• **PROBLEM**: Your answer must be every line of the data that contains "icon".

• **SOURCE INFORMATION**:
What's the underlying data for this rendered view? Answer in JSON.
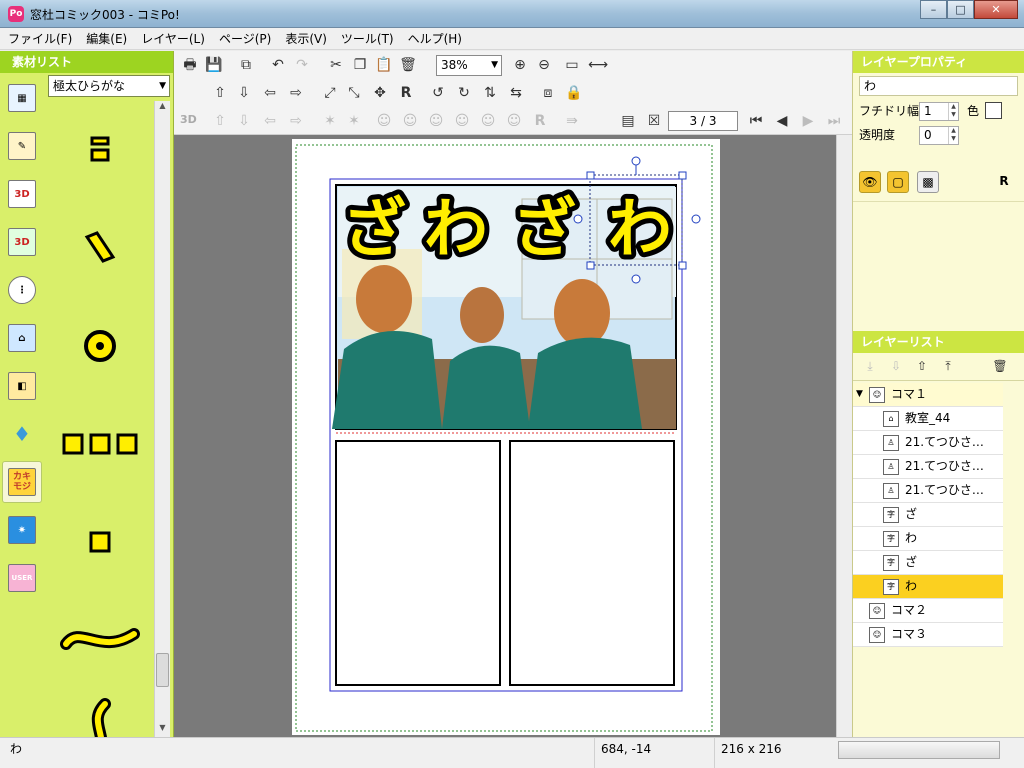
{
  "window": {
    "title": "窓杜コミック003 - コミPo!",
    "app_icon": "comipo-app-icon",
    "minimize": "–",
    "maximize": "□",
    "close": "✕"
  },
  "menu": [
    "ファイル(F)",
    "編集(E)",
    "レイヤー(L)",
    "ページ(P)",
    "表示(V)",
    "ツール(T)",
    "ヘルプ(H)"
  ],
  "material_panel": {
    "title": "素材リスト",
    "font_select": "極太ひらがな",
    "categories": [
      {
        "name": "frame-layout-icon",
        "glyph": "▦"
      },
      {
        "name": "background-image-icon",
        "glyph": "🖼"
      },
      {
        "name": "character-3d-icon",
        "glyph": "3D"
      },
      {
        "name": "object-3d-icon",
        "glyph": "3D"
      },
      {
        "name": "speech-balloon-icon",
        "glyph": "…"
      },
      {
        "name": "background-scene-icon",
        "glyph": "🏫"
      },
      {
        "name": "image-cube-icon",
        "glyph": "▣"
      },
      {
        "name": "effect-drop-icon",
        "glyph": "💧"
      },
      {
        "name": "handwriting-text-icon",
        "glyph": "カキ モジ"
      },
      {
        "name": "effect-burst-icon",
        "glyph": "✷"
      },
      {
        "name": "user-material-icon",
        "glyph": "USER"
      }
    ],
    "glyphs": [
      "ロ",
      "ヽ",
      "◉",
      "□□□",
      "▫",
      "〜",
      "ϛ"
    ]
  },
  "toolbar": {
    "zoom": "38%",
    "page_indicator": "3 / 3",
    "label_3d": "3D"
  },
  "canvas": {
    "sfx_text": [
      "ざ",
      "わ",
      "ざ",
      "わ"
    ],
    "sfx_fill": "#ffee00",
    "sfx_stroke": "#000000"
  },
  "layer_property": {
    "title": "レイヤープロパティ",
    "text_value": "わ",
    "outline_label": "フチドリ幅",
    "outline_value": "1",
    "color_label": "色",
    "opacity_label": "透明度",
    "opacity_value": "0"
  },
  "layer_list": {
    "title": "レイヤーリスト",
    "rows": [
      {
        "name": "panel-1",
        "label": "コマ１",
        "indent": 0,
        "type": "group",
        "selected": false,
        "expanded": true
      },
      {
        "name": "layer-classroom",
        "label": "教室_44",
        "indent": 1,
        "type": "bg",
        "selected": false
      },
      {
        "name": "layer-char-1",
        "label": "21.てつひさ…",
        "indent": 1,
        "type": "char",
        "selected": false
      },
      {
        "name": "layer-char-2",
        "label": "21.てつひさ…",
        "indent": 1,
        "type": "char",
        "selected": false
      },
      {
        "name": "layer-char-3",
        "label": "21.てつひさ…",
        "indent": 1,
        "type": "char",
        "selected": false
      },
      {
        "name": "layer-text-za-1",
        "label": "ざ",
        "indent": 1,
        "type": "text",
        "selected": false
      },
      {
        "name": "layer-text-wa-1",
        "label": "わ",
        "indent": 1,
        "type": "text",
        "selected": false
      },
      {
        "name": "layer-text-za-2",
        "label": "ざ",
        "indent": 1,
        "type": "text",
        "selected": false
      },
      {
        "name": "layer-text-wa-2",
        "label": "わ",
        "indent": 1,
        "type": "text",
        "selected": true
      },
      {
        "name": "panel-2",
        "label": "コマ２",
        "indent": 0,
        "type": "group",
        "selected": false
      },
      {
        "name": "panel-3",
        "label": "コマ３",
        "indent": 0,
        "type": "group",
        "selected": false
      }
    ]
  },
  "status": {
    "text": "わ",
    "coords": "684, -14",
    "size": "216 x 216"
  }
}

• **EXPECTED ANSWER**:
    "app_icon": "comipo-app-icon",
        "name": "frame-layout-icon",
        "name": "background-image-icon",
        "name": "character-3d-icon",
        "name": "object-3d-icon",
        "name": "speech-balloon-icon",
        "name": "background-scene-icon",
        "name": "image-cube-icon",
        "name": "effect-drop-icon",
        "name": "handwriting-text-icon",
        "name": "effect-burst-icon",
        "name": "user-material-icon",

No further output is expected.